What are some tips for eating at a buffet?

5. Opt for dishes that are not ones that you personally prepare in your own kitchen. – At a pretty pricy breakfast buffet, I spotted a man with a dish that was loaded high with scrambled eggs, bacon, and bread. I was curious about what he was eating. He didn’t even bother ordering the cream cheese cherry blintzes, the fresh mangoes and papaya, the grilled fish with sautéed mushrooms, or the smoked salmon with caviar as an appetizer.

Is Chinese buffet a way of life?

How To Eat Chinese Food At. A Buffet In most communities with more than one restaurant, there are not one but at least two Chinese buffets to choose from. Some people find that eating at these restaurants is a convenient and economical method to consume a large quantity of food. On the other hand, there are those people whose enthusiasm for the Chinese buffet develops into a full-blown obsession or even a way of life.

These folks will attest that there are some aspects of the buffet that the majority of the other guests just do not comprehend. a similar tale also An Obscenely Long List of Terrible Pickup Lines that Will Make You Want to Cringe (& Laugh Too) Chinese buffets are a mainstay for fussy children, hurried evening dinners, and a variety of unusual dates despite the fact that they are seldom authentic, frequently dodgy, and miserably unprofitable if they do not take shortcuts.

There is a good probability that you will find yourself dining at a Chinese buffet at some point in your life, regardless of how you now feel about such establishments. For those who aren’t fans of it, the Chinese buffet is a cauldron of an excessive number of people squabbling over the final scoop of beef with broccoli and that one strange egg roll with an abnormal shape.

What do Chinese people eat in restaurants?

The following items will be provided in this order: tea, cold dishes, meat, vegetables, soup, fruit – Cold dishes such as these will be served first, along with beverages.
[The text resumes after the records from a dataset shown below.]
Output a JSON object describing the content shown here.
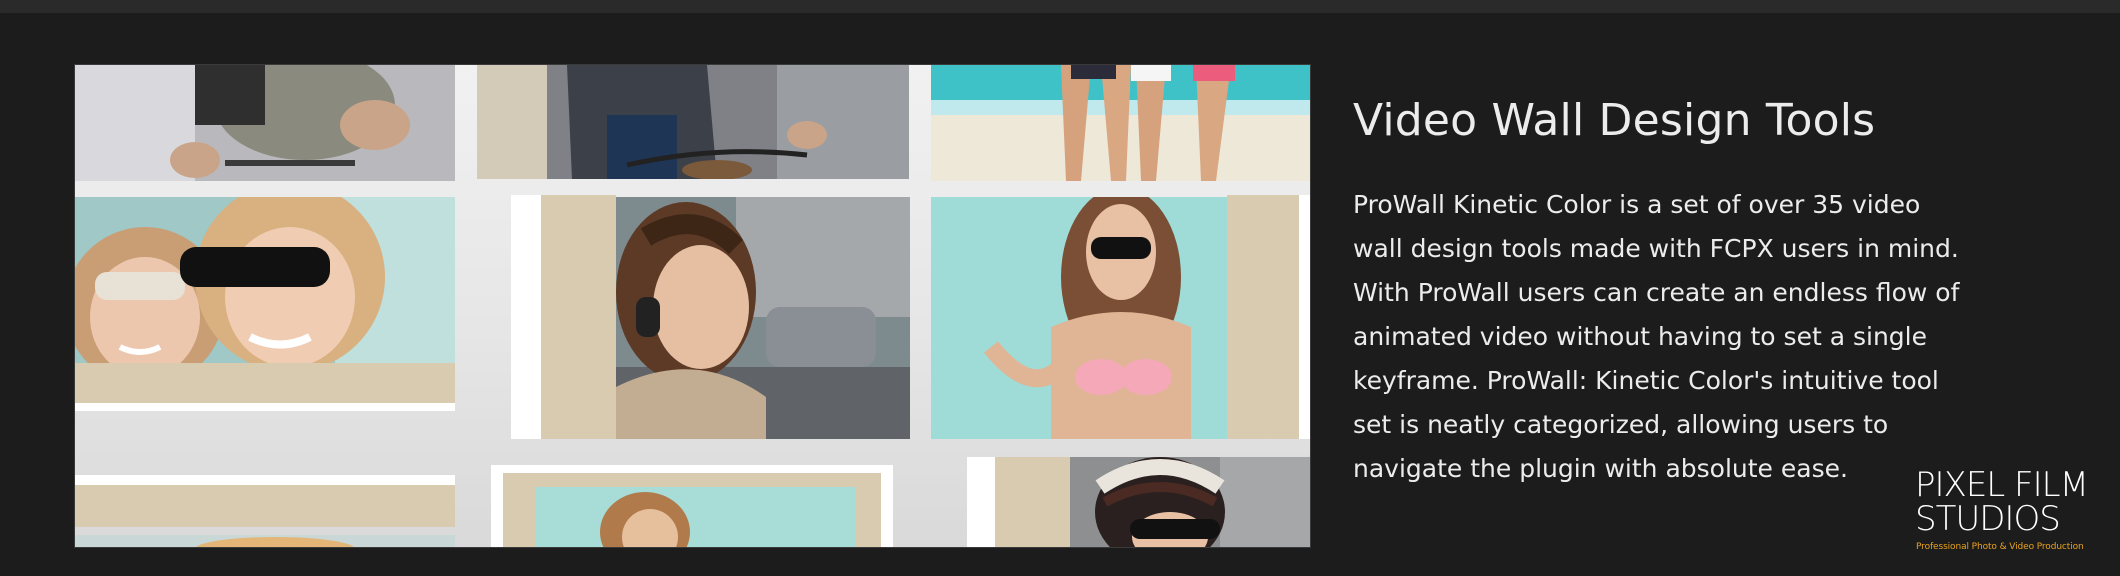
{
  "section": {
    "title": "Video Wall Design Tools",
    "paragraph": "ProWall Kinetic Color is a set of over 35 video wall design tools made with FCPX users in mind. With ProWall users can create an endless flow of animated video without having to set a single keyframe. ProWall: Kinetic Color's intuitive tool set is neatly categorized, allowing users to navigate the plugin with absolute ease."
  },
  "logo": {
    "line1": "PIXEL FILM",
    "line2": "STUDIOS",
    "tagline": "Professional Photo & Video Production",
    "accent_color": "#e8a21f"
  },
  "collage": {
    "description_icons": [
      "photo-cyclist",
      "photo-woman-bicycle",
      "photo-beach-legs",
      "photo-two-women-sunglasses",
      "photo-woman-headphones",
      "photo-woman-bikini",
      "photo-woman-field",
      "photo-woman-beanie"
    ],
    "accent_color": "#d8cbaf"
  }
}
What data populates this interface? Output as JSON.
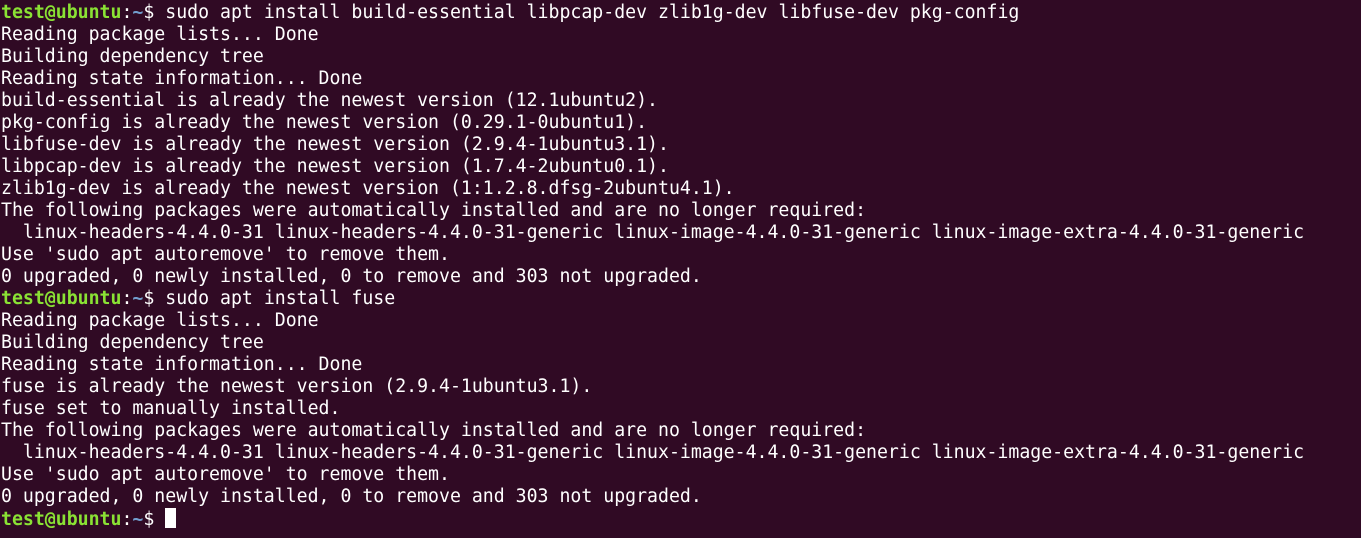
{
  "terminal": {
    "colors": {
      "background": "#300a24",
      "foreground": "#ffffff",
      "user_host": "#8ae234",
      "path": "#729fcf"
    },
    "prompt": {
      "user_host": "test@ubuntu",
      "sep": ":",
      "path": "~",
      "symbol": "$ "
    },
    "lines": [
      {
        "kind": "prompt",
        "command": "sudo apt install build-essential libpcap-dev zlib1g-dev libfuse-dev pkg-config"
      },
      {
        "kind": "output",
        "text": "Reading package lists... Done"
      },
      {
        "kind": "output",
        "text": "Building dependency tree"
      },
      {
        "kind": "output",
        "text": "Reading state information... Done"
      },
      {
        "kind": "output",
        "text": "build-essential is already the newest version (12.1ubuntu2)."
      },
      {
        "kind": "output",
        "text": "pkg-config is already the newest version (0.29.1-0ubuntu1)."
      },
      {
        "kind": "output",
        "text": "libfuse-dev is already the newest version (2.9.4-1ubuntu3.1)."
      },
      {
        "kind": "output",
        "text": "libpcap-dev is already the newest version (1.7.4-2ubuntu0.1)."
      },
      {
        "kind": "output",
        "text": "zlib1g-dev is already the newest version (1:1.2.8.dfsg-2ubuntu4.1)."
      },
      {
        "kind": "output",
        "text": "The following packages were automatically installed and are no longer required:"
      },
      {
        "kind": "output",
        "text": "  linux-headers-4.4.0-31 linux-headers-4.4.0-31-generic linux-image-4.4.0-31-generic linux-image-extra-4.4.0-31-generic"
      },
      {
        "kind": "output",
        "text": "Use 'sudo apt autoremove' to remove them."
      },
      {
        "kind": "output",
        "text": "0 upgraded, 0 newly installed, 0 to remove and 303 not upgraded."
      },
      {
        "kind": "prompt",
        "command": "sudo apt install fuse"
      },
      {
        "kind": "output",
        "text": "Reading package lists... Done"
      },
      {
        "kind": "output",
        "text": "Building dependency tree"
      },
      {
        "kind": "output",
        "text": "Reading state information... Done"
      },
      {
        "kind": "output",
        "text": "fuse is already the newest version (2.9.4-1ubuntu3.1)."
      },
      {
        "kind": "output",
        "text": "fuse set to manually installed."
      },
      {
        "kind": "output",
        "text": "The following packages were automatically installed and are no longer required:"
      },
      {
        "kind": "output",
        "text": "  linux-headers-4.4.0-31 linux-headers-4.4.0-31-generic linux-image-4.4.0-31-generic linux-image-extra-4.4.0-31-generic"
      },
      {
        "kind": "output",
        "text": "Use 'sudo apt autoremove' to remove them."
      },
      {
        "kind": "output",
        "text": "0 upgraded, 0 newly installed, 0 to remove and 303 not upgraded."
      },
      {
        "kind": "prompt",
        "command": "",
        "cursor": true
      }
    ]
  }
}
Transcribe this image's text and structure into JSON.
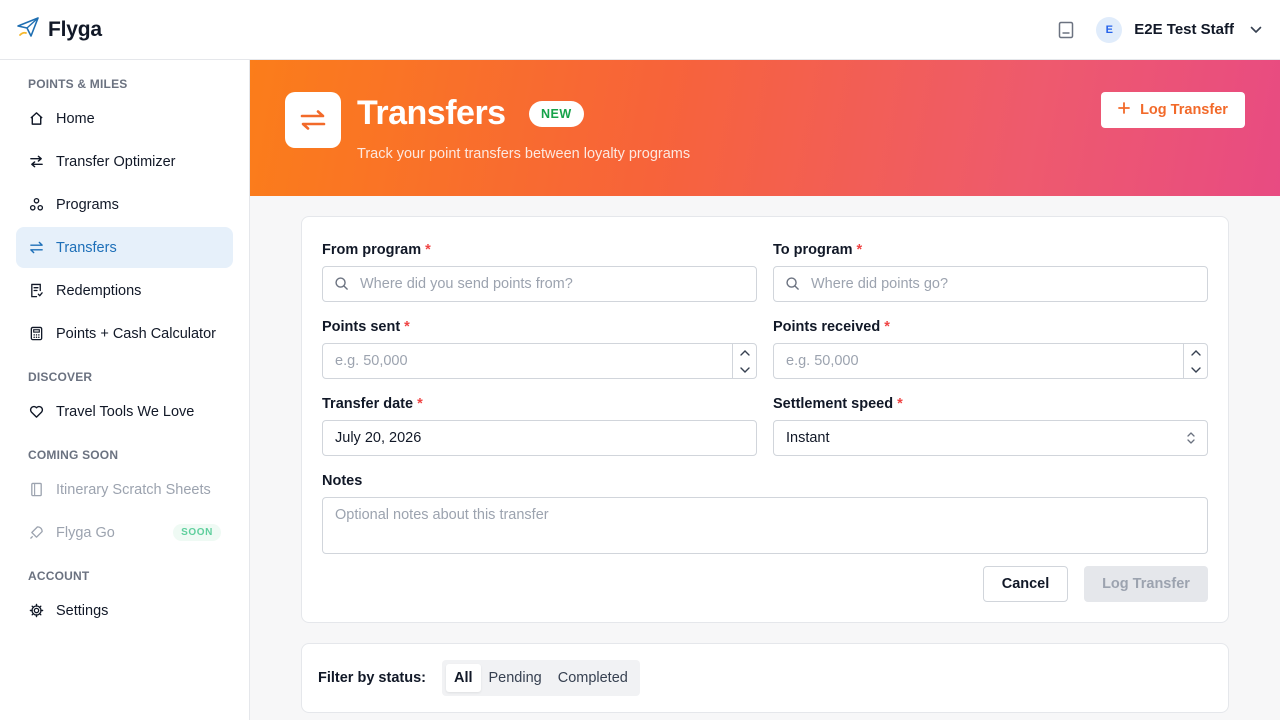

After you have placed your order, you will first be sent tea or another beverage along with some cold items.

After that, hot foods are served one at a time. Typically, soup is served as the final course of a dinner, and dessert consists of fresh fruit. Tea: When you are seated in a restaurant, you will often be offered a free cup of tea. You can place an order from the menu if you would like to purchase additional beverages such as juice, soft drinks, wine, or beer.

Cold foods, sometimes known as appetizers: Cold dishes, such as pickled vegetables and salted meats, are quite common in Chinese cuisine. Additionally, many restaurants in China provide their patrons with complimentary miniature cold meals. Waiters bring out hot meals one at a time, and often the meat dishes are brought out first, followed by the vegetable dishes.

These are considered the entrées, or major courses. The primary courses Rice and noodles: Both rice and noodles are considered to be essential meals in the Chinese diet. Rice is served in the majority of restaurants in China, particularly in the south. Additionally, some establishments have options such as fried rice and sausage rice.

Noodles, on the other hand, are frequently served as the first course at restaurants located in northern China. Soup: If you have already had a sufficient amount of food, soup is not a necessary dish; yet, it is customary for Chinese people to consume a bowl of soup either after (or before) a meal.